Mark Little replies

I am grateful for Dr Mossman's comments on my article. As I stated in the penultimate paragraph, sources of uncertainty other than the dosimetry have to be taken into account in deriving risk estimates from the A-bomb data. Constraints of space did not allow me to go into these in detail. I would concur with Dr Mossman that extrapolation of risks to low doses and low dose rates is one of the more substantial of these, others being the extrapolation of risks to the end of life and across populations, for example from a Japanese to a UK population (NCRP Report No. 126, NCRP, Bethesda, 1997).

The various sorts of bias (selection, ascertainment and so on) to which epidemiological studies are prone should also be considered. As discussed in my article, selection bias in A-bomb survivors may be significant, and as with the problems of extrapolation of dose and dose rate, may largely invalidate the A-bomb risk estimates. However, as noted previously, cancer risks derived from A-bomb survivor data are statistically consistent with those observed in groups exposed at moderate-to-low doses and dose rates (M. P. Little et al. Radiat.
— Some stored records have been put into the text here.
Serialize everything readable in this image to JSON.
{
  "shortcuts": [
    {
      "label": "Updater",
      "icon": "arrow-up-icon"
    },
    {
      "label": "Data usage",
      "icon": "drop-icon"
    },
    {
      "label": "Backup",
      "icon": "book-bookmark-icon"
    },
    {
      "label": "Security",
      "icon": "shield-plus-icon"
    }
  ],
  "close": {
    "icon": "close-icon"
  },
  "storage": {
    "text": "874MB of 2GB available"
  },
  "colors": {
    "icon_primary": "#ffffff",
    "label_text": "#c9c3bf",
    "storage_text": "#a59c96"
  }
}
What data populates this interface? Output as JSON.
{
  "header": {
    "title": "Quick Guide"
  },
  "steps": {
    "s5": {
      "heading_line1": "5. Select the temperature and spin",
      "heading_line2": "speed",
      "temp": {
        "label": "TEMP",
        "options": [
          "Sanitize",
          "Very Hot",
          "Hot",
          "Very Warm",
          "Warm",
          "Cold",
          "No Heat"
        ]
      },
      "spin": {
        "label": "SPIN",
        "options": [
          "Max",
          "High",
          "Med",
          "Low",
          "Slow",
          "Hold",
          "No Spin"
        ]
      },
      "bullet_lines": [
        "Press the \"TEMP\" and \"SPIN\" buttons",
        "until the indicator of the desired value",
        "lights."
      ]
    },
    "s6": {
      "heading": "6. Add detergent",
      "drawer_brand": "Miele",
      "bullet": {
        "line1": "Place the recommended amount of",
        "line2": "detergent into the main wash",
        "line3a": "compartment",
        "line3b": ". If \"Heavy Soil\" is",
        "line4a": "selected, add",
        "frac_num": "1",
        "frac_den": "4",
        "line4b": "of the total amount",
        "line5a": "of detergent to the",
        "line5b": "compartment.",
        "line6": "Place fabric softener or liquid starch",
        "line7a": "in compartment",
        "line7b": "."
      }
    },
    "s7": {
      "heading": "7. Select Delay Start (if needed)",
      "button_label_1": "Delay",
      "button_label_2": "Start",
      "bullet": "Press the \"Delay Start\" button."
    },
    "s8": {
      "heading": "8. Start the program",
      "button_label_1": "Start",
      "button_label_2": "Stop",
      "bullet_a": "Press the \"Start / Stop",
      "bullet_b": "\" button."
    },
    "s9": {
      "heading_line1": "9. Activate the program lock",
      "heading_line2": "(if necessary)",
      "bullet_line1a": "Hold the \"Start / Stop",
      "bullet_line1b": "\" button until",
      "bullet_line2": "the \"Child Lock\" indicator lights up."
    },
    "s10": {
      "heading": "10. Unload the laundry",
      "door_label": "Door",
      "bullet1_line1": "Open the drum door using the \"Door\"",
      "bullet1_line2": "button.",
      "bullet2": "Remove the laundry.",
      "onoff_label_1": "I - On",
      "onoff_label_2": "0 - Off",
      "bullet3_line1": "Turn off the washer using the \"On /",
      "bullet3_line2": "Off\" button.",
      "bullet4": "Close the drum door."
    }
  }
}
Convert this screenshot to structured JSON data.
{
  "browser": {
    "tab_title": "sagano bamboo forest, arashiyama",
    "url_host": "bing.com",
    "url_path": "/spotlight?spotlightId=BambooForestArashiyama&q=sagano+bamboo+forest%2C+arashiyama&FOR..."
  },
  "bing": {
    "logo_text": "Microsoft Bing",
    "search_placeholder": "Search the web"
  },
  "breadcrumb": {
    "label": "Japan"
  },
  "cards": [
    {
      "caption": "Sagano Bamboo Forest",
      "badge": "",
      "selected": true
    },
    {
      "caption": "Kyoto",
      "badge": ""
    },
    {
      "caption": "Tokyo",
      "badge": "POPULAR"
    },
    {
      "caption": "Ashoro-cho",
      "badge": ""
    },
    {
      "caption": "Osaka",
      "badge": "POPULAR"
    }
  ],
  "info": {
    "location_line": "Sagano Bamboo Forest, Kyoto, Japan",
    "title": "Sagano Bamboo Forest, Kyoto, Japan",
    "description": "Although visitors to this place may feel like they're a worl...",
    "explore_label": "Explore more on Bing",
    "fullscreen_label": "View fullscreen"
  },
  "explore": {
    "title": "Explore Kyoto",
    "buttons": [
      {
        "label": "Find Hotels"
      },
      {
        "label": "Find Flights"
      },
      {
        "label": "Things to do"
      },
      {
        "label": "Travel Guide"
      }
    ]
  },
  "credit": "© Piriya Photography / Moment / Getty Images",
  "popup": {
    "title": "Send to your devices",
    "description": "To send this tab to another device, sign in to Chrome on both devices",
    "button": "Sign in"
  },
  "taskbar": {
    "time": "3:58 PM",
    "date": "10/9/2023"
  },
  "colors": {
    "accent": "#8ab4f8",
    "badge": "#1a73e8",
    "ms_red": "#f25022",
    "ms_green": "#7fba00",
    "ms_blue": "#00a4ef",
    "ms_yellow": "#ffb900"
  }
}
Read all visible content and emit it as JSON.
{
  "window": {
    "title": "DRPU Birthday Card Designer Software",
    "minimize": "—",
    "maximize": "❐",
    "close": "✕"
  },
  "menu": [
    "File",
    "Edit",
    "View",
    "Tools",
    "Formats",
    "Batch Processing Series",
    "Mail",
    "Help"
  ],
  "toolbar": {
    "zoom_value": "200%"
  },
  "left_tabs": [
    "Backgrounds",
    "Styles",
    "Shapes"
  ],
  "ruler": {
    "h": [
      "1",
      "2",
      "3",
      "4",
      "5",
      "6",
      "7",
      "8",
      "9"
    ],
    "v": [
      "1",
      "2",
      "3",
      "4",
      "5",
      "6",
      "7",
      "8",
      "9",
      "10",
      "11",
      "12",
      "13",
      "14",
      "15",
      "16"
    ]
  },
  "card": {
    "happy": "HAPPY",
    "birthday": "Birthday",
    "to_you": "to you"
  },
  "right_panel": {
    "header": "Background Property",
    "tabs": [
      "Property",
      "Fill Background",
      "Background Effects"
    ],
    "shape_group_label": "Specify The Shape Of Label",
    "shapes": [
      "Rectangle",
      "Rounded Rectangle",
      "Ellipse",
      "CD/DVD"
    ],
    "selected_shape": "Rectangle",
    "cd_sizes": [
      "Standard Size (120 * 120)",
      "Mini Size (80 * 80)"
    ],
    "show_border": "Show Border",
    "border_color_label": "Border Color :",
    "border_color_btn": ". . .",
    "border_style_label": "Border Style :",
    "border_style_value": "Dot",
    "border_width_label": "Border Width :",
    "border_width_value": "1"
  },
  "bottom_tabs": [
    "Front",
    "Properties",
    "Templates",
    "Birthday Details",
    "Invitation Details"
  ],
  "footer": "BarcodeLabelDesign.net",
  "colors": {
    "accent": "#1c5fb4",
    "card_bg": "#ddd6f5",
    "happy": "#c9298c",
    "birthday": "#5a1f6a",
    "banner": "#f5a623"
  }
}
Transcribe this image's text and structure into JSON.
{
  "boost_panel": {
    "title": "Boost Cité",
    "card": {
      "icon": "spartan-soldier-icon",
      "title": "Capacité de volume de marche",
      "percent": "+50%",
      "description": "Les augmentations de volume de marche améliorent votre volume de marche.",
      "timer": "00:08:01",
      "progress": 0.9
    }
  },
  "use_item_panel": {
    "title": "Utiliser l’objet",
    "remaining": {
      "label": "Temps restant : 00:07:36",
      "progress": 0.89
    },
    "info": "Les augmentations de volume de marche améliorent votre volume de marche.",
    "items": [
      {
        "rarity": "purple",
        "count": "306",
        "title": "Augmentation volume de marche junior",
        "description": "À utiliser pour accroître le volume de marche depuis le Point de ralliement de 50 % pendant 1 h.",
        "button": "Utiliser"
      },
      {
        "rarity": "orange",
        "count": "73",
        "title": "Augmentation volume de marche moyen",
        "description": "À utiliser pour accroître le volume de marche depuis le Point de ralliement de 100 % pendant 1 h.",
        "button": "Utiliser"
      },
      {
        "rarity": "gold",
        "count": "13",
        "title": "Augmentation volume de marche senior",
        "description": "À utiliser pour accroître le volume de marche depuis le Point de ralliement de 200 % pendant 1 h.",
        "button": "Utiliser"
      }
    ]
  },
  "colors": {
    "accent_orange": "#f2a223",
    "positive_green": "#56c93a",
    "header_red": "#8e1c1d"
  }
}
Res. 151, 218–224; 1999; R. Wakeford et al. Int. J. Radiat. Biol. 79, 293–309; 2003).